By Dakota Bodell
Junior Dakota Bodell sat down with new math teacher Shoshana (Chief) O’Keefe. Here’s what she learned.
Dakota Bodell: What did you do before coming to Albany High School?
O’Keefe: Um, I stayed home with my kids. But before that I was a lawyer. And I also worked on the Obama campaign.
DB: How long have you been a teacher?
O’Keefe: I’ve been an official full teacher for about one month, but I was an almost teacher most of last year. But I started as a teacher intern in October of last year.
DB: Why did you decide to become a teacher?
O’Keefe: Because I realized that I really enjoy explaining math to people. I was explaining math to people all the time for fun and I realized that there was a way to get paid to do that. I was a really big hit at parties! Also, my son loves math and always asked me questions so I was teaching him a lot of math. That was very revealing to me on how much I enjoyed teaching math.
DB: What was your relationship with school as a child?
O’Keefe: I loved it. And I specifically liked high school.
O’Keefe: Um, it was just a really good time in my life. I had good friends, I enjoyed my classes, and I like the feeling of it. It was just really fun.
DB: What are some difficulties of becoming a new teacher?
O’Keefe: Um, well the beginning of the year has been pretty overwhelming. Learning names of over one hundred students. And not just their names, but their personalities, their quirks, their strengths and weaknesses.
DB: Their handwriting?
O’Keefe: That’s one of them, among many. And it’s a lot of information to get all at once and it’s really important to get that to be an effective teacher.
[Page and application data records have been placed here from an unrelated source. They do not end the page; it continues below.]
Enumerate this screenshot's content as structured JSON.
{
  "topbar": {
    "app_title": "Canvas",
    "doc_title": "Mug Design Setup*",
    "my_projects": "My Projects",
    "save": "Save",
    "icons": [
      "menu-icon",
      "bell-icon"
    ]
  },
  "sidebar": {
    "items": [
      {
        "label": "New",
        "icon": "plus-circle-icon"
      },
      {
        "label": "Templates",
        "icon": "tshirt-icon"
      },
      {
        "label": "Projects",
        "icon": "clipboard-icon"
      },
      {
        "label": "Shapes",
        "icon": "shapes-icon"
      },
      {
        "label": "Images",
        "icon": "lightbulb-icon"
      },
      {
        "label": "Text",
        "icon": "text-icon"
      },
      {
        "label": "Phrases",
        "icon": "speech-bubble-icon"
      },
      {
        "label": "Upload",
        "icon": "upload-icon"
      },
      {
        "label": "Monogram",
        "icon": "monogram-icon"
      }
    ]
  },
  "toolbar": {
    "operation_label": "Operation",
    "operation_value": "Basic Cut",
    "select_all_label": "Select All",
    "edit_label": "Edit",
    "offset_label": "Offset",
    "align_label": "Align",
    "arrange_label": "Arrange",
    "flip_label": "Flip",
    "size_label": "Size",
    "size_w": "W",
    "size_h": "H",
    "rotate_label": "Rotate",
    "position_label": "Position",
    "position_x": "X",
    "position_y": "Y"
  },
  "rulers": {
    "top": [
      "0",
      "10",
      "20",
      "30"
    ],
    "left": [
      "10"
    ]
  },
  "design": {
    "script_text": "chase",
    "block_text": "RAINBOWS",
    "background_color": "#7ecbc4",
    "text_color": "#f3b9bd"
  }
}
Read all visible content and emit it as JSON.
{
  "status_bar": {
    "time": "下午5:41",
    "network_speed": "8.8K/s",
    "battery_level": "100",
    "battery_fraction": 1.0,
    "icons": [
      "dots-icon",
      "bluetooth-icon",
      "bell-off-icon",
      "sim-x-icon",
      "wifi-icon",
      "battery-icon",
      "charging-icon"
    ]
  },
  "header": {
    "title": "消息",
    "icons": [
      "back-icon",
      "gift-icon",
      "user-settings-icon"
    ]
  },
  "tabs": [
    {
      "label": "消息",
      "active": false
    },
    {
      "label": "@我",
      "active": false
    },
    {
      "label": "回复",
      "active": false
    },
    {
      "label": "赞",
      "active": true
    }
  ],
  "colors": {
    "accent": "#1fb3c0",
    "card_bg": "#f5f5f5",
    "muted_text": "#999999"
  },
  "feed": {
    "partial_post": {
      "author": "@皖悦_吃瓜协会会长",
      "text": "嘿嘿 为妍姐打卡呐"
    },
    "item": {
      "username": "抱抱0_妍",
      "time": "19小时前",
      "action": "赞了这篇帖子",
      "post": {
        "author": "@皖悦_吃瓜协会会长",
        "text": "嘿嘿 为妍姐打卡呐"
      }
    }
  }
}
DB: How is Albany High School different than other schools you’ve gone to or taught at?
O’Keefe: Hmm... well I can only compare it to Berkeley High, since that’s where I went. It’s smaller and more well run than Berkeley High. Berkeley High in the 90s was not well run.
DB: What is something you love about Albany High? Something you dislike?
O’Keefe: Something I dislike? Hm. Well I love the diversity of the students, and not just ethnically, but just so many different people doing different things and different kids.
DB: A dislike?
O’Keefe: Awwh. Everything’s good.
DB: How does teaching upperclassmen differ from teaching underclassmen?
O’Keefe: Classroom management is a bigger deal with freshmen, they don’t naturally behave as well. They have more energy and are less disciplined. It’s a lot more work to get them to pay attention and listen. The juniors and seniors sit in their seats and do their work, for the most part.
DB: What do you wish students knew about you?
O’Keefe: How much I love math and how much I want them to love it too. And how much I love presidents.